# Confidence interval for a proportion

This document is prepared automatically using the following R command.

 library(interpretCI)x=propCI(n = 1600, p = 0.4, alpha = 0.01)interpret(x)

## Problem

 A major metropolitan newspaper selected a simple random sample of 1600 readers from their list of 160000 subscribers. They asked whether the paper should increase its coverage of local news. 40 % of the sample wanted more local news. What is the 99% confidence interval for the proportion of readers who would like more coverage of local news?

## Confidence interval of a sample proportion

The approach that we used to solve this problem is valid when the following conditions are met.

• The sampling method must be simple random sampling. This condition is satisfied; the problem statement says that we used simple random sampling.

• The sample should include at least 10 successes and 10 failures. Suppose we classify a “more local news” response as a success, and any other response as a failure. Then, we have 0.4 $$\times$$ 1600 = 640 successes, and 0.6 $$\times$$ 1600 = 960 failures - plenty of successes and failures.

If the population size is much larger than the sample size, we can use an approximate formula for the standard deviation or the standard error. This condition is satisfied, so we will use one of the simpler approximate formulas.

### Solution

Since the above requirements are satisfied, we can use the following four-step approach to construct a confidence interval.

### 1. Identify a sample statistic.

Since we are trying to estimate a population proportion, we choose the sample proportion (0.4) as the sample statistic.

### 2. Select a confidence level.

In this analysis, the confidence level is defined for us in the problem. We are working with a 99% confidence level.

### 3. Find the margin of error.

#### Find standard deviation or standard error.

Since we do not know the population proportion, we cannot compute the standard deviation; instead, we compute the standard error. And since the population is more than 20 times larger than the sample, we can use the following formula to compute the standard error (SE) of the proportion:

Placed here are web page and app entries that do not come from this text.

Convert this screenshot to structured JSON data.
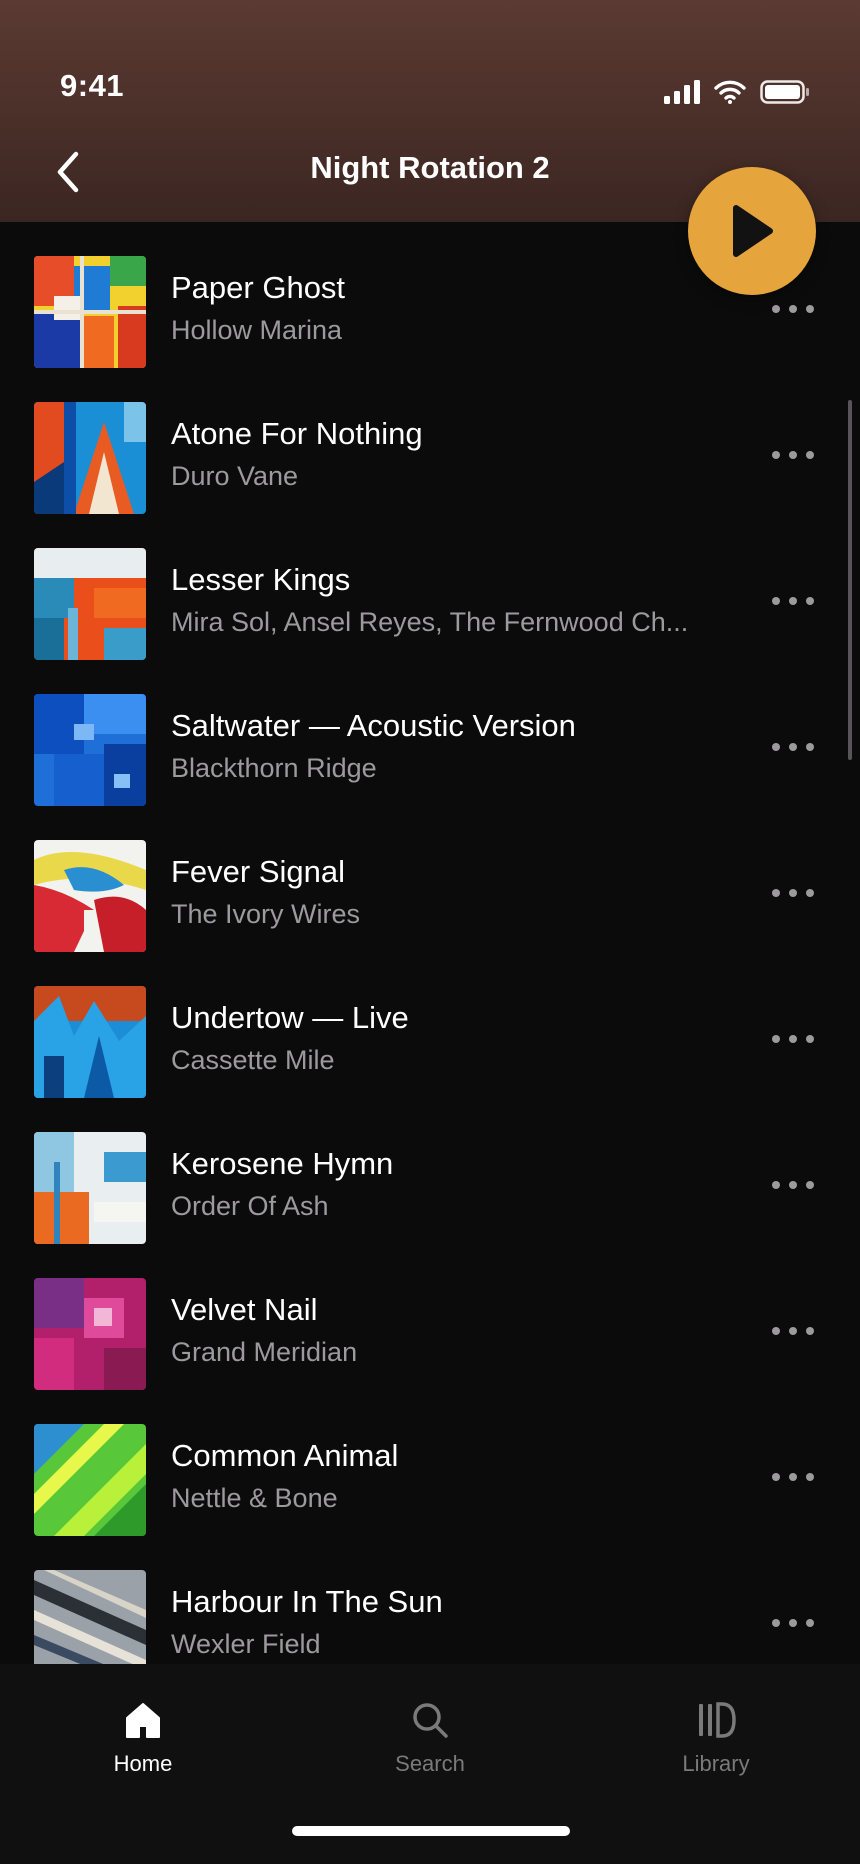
{
  "status_bar": {
    "time": "9:41"
  },
  "header": {
    "title": "Night Rotation 2"
  },
  "tracks": [
    {
      "title": "Paper Ghost",
      "artist": "Hollow Marina"
    },
    {
      "title": "Atone For Nothing",
      "artist": "Duro Vane"
    },
    {
      "title": "Lesser Kings",
      "artist": "Mira Sol, Ansel Reyes, The Fernwood Ch..."
    },
    {
      "title": "Saltwater — Acoustic Version",
      "artist": "Blackthorn Ridge"
    },
    {
      "title": "Fever Signal",
      "artist": "The Ivory Wires"
    },
    {
      "title": "Undertow — Live",
      "artist": "Cassette Mile"
    },
    {
      "title": "Kerosene Hymn",
      "artist": "Order Of Ash"
    },
    {
      "title": "Velvet Nail",
      "artist": "Grand Meridian"
    },
    {
      "title": "Common Animal",
      "artist": "Nettle & Bone"
    },
    {
      "title": "Harbour In The Sun",
      "artist": "Wexler Field"
    }
  ],
  "tabs": [
    {
      "label": "Home",
      "icon": "home-icon",
      "active": true
    },
    {
      "label": "Search",
      "icon": "search-icon",
      "active": false
    },
    {
      "label": "Library",
      "icon": "library-icon",
      "active": false
    }
  ],
  "colors": {
    "accent": "#e6a43c",
    "header": "#4a2f29",
    "background": "#0c0b0c",
    "secondary_text": "#9c9a9d"
  }
}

Since we do not know the standard deviation of the population, we cannot compute the standard deviation of the sample mean; instead, we compute the standard error (SE). Because the sample size is much smaller than the population size, we can use the “approximate” formula for the standard error.

$SE= \sqrt{\frac{p(1-p)}{n}}$ where $$p$$ is the sample proportion, $$n$$ is the sample size.

$SE=\sqrt{\frac{0.4(1-0.4)}{1600}}=0.012$

Find the critical probability(p*):

$p*=1-\alpha/2=1-0.01/2=0.995$

The degree of freedom(df) is: $df=n-1=1600-1=1599$

The critical value is the z statistic having a cumulative probability equal to 0.995.

We can get the critical value using the following R code.

$qnorm(p)=qnorm(0.995)=2.576$

Alternatively, we find that the critical value is 2.576 from the z Distribution table.

 alpha 0.4 0.25 0.1 0.05 0.025 0.01 0.005 0.001 z -0.253 -0.674 -1.282 -1.645 -1.96 -2.326 -2.576 -3.09

The graph shows the $$\alpha$$ values are the tail areas of the distribution. Compute margin of error(ME):

$ME=critical\ value \times SE$ $ME=2.576 \times 0.012=0.032$

Specify the confidence interval. The range of the confidence interval is defined by the sample statistic $$\pm$$margin of error. And the uncertainty is denoted by the confidence level.

### 4. Confidence interval of the proportion

Therefore, the 99% confidence interval is 0.37 to 0.43. That is, we are 99% confident that the true proportion is in the range 0.37 to 0.43.

### Result of propCI()

$data # A tibble: 1 × 1 value <lgl> 1 NA$result
alpha    n   df   p P         se critical         ME     lower     upper
1  0.01 1600 1599 0.4 0 0.01224745 2.575829 0.03154734 0.3684527 0.4315473
CI        z        pvalue alternative
1 0.40 [99CI 0.37; 0.43] 32.65986 5.804914e-234   two.sided

\$call
propCI(n = 1600, p = 0.4, alpha = 0.01)

attr(,"measure")
 "prop"

### Reference

The contents of this document are modified from StatTrek.com. Berman H.B., “AP Statistics Tutorial”, [online] Available at: https://stattrek.com/estimation/confidence-interval-proportion.aspx?tutorial=AP URL[Accessed Data: 1/23/2022].